** Opening INFORMATION SHOWN block **
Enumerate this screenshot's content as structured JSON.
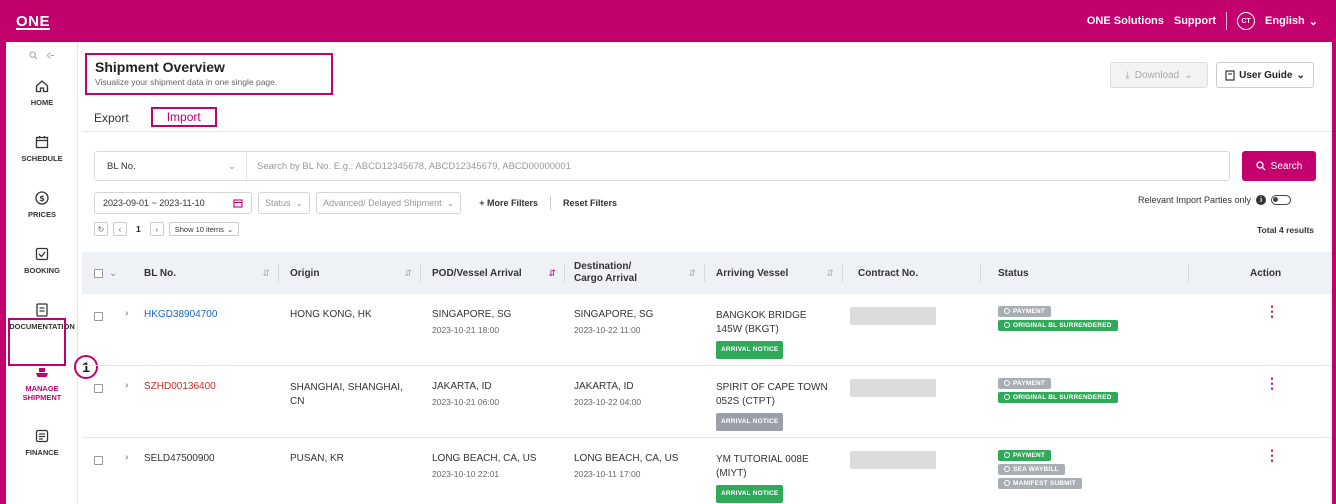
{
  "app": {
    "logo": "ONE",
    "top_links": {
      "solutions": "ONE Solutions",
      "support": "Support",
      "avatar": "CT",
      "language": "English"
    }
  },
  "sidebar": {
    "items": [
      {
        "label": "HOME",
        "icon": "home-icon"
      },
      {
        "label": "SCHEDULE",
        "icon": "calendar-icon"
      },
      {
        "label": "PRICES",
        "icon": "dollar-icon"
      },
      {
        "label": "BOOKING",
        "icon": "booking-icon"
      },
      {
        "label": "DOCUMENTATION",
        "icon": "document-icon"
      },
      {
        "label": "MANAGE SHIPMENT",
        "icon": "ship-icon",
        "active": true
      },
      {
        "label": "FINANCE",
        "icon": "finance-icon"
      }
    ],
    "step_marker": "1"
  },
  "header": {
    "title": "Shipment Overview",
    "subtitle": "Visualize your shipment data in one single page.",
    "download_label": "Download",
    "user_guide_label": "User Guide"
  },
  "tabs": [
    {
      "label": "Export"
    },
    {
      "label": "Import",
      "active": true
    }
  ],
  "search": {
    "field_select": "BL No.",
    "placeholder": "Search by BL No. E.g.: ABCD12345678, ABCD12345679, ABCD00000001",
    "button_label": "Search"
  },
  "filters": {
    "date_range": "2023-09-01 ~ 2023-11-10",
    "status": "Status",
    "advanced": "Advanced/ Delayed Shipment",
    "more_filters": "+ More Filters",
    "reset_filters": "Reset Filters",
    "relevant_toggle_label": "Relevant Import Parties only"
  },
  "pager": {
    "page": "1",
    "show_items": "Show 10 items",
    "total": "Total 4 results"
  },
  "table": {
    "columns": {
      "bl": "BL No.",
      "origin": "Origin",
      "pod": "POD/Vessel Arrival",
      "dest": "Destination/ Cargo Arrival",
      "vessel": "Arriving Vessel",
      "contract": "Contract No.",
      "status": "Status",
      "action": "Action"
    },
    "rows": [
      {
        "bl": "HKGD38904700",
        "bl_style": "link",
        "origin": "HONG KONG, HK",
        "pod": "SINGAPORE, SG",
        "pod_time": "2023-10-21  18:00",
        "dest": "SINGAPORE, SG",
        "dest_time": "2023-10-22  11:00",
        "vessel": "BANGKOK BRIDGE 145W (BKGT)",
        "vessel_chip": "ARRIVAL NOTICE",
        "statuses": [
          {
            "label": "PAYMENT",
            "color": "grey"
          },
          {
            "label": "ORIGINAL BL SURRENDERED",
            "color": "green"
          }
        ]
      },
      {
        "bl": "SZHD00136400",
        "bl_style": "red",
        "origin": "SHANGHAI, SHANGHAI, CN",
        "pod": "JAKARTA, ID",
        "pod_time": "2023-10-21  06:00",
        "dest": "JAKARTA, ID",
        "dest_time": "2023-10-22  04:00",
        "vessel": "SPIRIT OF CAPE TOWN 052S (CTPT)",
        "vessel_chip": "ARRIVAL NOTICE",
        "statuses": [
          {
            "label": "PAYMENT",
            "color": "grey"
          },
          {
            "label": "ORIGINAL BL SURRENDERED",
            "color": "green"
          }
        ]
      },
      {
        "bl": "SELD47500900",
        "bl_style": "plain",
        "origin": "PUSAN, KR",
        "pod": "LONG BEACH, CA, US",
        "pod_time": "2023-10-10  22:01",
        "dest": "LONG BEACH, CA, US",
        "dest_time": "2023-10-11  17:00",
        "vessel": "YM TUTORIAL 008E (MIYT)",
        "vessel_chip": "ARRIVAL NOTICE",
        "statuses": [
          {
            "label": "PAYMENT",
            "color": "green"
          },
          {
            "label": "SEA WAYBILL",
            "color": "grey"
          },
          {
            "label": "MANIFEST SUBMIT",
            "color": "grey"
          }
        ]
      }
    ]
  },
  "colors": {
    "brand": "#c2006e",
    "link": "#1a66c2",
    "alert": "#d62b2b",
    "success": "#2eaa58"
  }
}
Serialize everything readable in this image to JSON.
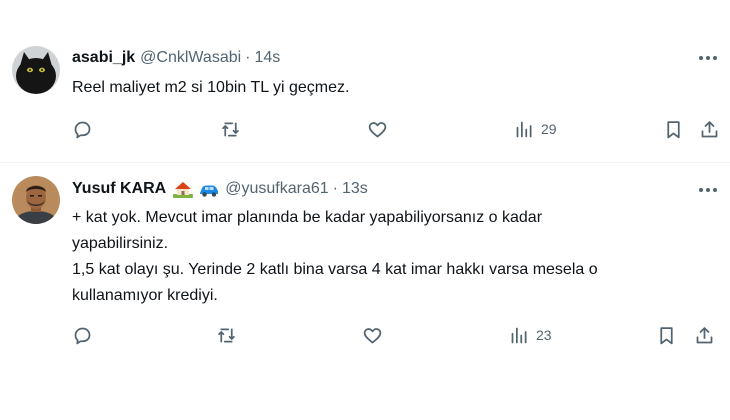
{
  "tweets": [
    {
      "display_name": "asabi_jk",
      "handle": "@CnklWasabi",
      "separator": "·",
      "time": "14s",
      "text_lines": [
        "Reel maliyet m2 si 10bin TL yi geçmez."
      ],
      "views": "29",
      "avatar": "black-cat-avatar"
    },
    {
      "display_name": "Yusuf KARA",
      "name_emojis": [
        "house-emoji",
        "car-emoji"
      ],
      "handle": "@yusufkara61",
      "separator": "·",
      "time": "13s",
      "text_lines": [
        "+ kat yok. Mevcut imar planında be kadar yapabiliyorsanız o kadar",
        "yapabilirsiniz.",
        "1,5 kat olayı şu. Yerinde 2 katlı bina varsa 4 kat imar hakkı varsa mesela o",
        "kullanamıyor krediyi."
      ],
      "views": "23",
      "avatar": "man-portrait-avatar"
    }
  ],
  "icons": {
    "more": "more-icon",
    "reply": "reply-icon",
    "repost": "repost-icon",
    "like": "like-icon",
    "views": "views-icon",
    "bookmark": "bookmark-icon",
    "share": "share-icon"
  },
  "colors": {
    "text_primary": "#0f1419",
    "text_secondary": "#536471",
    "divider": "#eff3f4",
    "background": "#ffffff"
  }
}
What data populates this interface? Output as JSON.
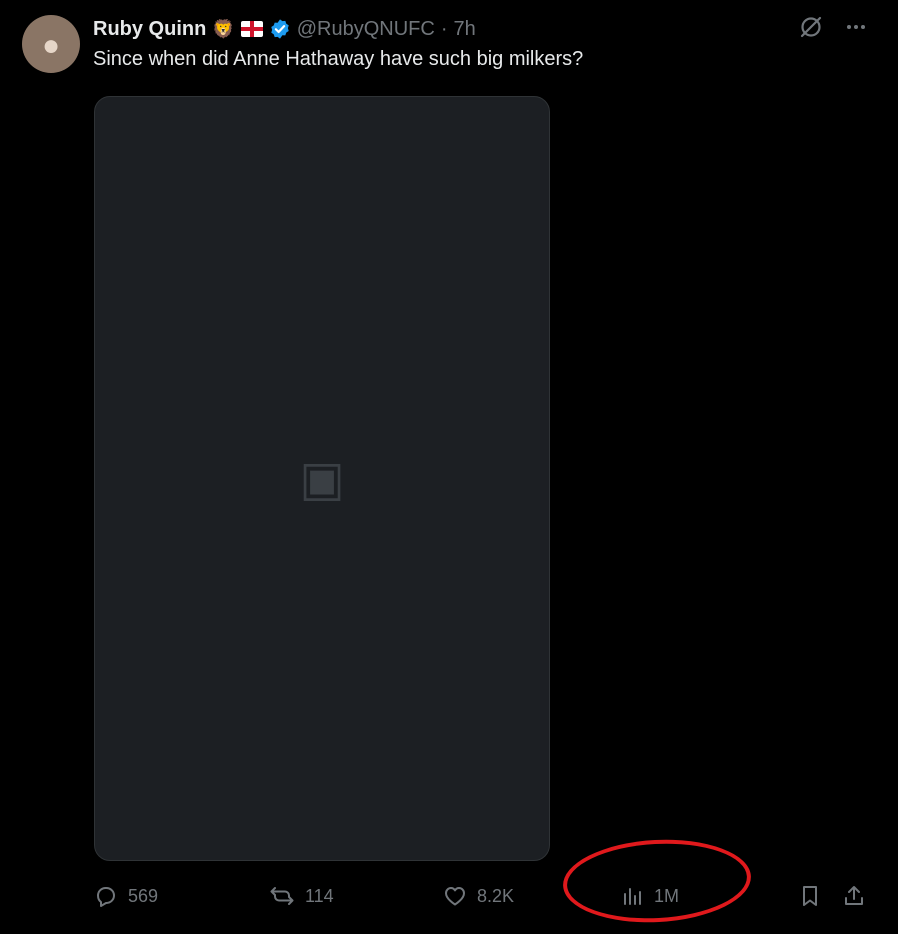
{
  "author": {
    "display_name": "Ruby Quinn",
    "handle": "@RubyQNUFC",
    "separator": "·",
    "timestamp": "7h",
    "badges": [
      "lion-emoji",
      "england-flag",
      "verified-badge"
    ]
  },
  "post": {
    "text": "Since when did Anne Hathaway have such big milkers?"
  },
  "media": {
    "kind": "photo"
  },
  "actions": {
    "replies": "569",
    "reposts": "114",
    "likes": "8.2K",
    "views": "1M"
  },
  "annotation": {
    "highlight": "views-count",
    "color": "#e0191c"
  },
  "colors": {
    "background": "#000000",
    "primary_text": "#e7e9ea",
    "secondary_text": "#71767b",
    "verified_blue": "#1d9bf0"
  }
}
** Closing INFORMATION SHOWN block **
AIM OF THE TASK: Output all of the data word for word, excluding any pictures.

RESPONSE:
Enumerate this screenshot's content as structured JSON.
{
  "app": {
    "logo": "ONE",
    "top_links": {
      "solutions": "ONE Solutions",
      "support": "Support",
      "avatar": "CT",
      "language": "English"
    }
  },
  "sidebar": {
    "items": [
      {
        "label": "HOME",
        "icon": "home-icon"
      },
      {
        "label": "SCHEDULE",
        "icon": "calendar-icon"
      },
      {
        "label": "PRICES",
        "icon": "dollar-icon"
      },
      {
        "label": "BOOKING",
        "icon": "booking-icon"
      },
      {
        "label": "DOCUMENTATION",
        "icon": "document-icon"
      },
      {
        "label": "MANAGE SHIPMENT",
        "icon": "ship-icon",
        "active": true
      },
      {
        "label": "FINANCE",
        "icon": "finance-icon"
      }
    ],
    "step_marker": "1"
  },
  "header": {
    "title": "Shipment Overview",
    "subtitle": "Visualize your shipment data in one single page.",
    "download_label": "Download",
    "user_guide_label": "User Guide"
  },
  "tabs": [
    {
      "label": "Export"
    },
    {
      "label": "Import",
      "active": true
    }
  ],
  "search": {
    "field_select": "BL No.",
    "placeholder": "Search by BL No. E.g.: ABCD12345678, ABCD12345679, ABCD00000001",
    "button_label": "Search"
  },
  "filters": {
    "date_range": "2023-09-01 ~ 2023-11-10",
    "status": "Status",
    "advanced": "Advanced/ Delayed Shipment",
    "more_filters": "+ More Filters",
    "reset_filters": "Reset Filters",
    "relevant_toggle_label": "Relevant Import Parties only"
  },
  "pager": {
    "page": "1",
    "show_items": "Show 10 items",
    "total": "Total 4 results"
  },
  "table": {
    "columns": {
      "bl": "BL No.",
      "origin": "Origin",
      "pod": "POD/Vessel Arrival",
      "dest": "Destination/ Cargo Arrival",
      "vessel": "Arriving Vessel",
      "contract": "Contract No.",
      "status": "Status",
      "action": "Action"
    },
    "rows": [
      {
        "bl": "HKGD38904700",
        "bl_style": "link",
        "origin": "HONG KONG, HK",
        "pod": "SINGAPORE, SG",
        "pod_time": "2023-10-21  18:00",
        "dest": "SINGAPORE, SG",
        "dest_time": "2023-10-22  11:00",
        "vessel": "BANGKOK BRIDGE 145W (BKGT)",
        "vessel_chip": "ARRIVAL NOTICE",
        "statuses": [
          {
            "label": "PAYMENT",
            "color": "grey"
          },
          {
            "label": "ORIGINAL BL SURRENDERED",
            "color": "green"
          }
        ]
      },
      {
        "bl": "SZHD00136400",
        "bl_style": "red",
        "origin": "SHANGHAI, SHANGHAI, CN",
        "pod": "JAKARTA, ID",
        "pod_time": "2023-10-21  06:00",
        "dest": "JAKARTA, ID",
        "dest_time": "2023-10-22  04:00",
        "vessel": "SPIRIT OF CAPE TOWN 052S (CTPT)",
        "vessel_chip": "ARRIVAL NOTICE",
        "statuses": [
          {
            "label": "PAYMENT",
            "color": "grey"
          },
          {
            "label": "ORIGINAL BL SURRENDERED",
            "color": "green"
          }
        ]
      },
      {
        "bl": "SELD47500900",
        "bl_style": "plain",
        "origin": "PUSAN, KR",
        "pod": "LONG BEACH, CA, US",
        "pod_time": "2023-10-10  22:01",
        "dest": "LONG BEACH, CA, US",
        "dest_time": "2023-10-11  17:00",
        "vessel": "YM TUTORIAL 008E (MIYT)",
        "vessel_chip": "ARRIVAL NOTICE",
        "statuses": [
          {
            "label": "PAYMENT",
            "color": "green"
          },
          {
            "label": "SEA WAYBILL",
            "color": "grey"
          },
          {
            "label": "MANIFEST SUBMIT",
            "color": "grey"
          }
        ]
      }
    ]
  },
  "colors": {
    "brand": "#c2006e",
    "link": "#1a66c2",
    "alert": "#d62b2b",
    "success": "#2eaa58"
  }
}
Serialize everything readable in this image to JSON.
{
  "tweets": [
    {
      "display_name": "asabi_jk",
      "handle": "@CnklWasabi",
      "separator": "·",
      "time": "14s",
      "text_lines": [
        "Reel maliyet m2 si 10bin TL yi geçmez."
      ],
      "views": "29",
      "avatar": "black-cat-avatar"
    },
    {
      "display_name": "Yusuf KARA",
      "name_emojis": [
        "house-emoji",
        "car-emoji"
      ],
      "handle": "@yusufkara61",
      "separator": "·",
      "time": "13s",
      "text_lines": [
        "+ kat yok. Mevcut imar planında be kadar yapabiliyorsanız o kadar",
        "yapabilirsiniz.",
        "1,5 kat olayı şu. Yerinde 2 katlı bina varsa 4 kat imar hakkı varsa mesela o",
        "kullanamıyor krediyi."
      ],
      "views": "23",
      "avatar": "man-portrait-avatar"
    }
  ],
  "icons": {
    "more": "more-icon",
    "reply": "reply-icon",
    "repost": "repost-icon",
    "like": "like-icon",
    "views": "views-icon",
    "bookmark": "bookmark-icon",
    "share": "share-icon"
  },
  "colors": {
    "text_primary": "#0f1419",
    "text_secondary": "#536471",
    "divider": "#eff3f4",
    "background": "#ffffff"
  }
}
What data populates this interface? Output as JSON.
{
  "author": {
    "display_name": "Ruby Quinn",
    "handle": "@RubyQNUFC",
    "separator": "·",
    "timestamp": "7h",
    "badges": [
      "lion-emoji",
      "england-flag",
      "verified-badge"
    ]
  },
  "post": {
    "text": "Since when did Anne Hathaway have such big milkers?"
  },
  "media": {
    "kind": "photo"
  },
  "actions": {
    "replies": "569",
    "reposts": "114",
    "likes": "8.2K",
    "views": "1M"
  },
  "annotation": {
    "highlight": "views-count",
    "color": "#e0191c"
  },
  "colors": {
    "background": "#000000",
    "primary_text": "#e7e9ea",
    "secondary_text": "#71767b",
    "verified_blue": "#1d9bf0"
  }
}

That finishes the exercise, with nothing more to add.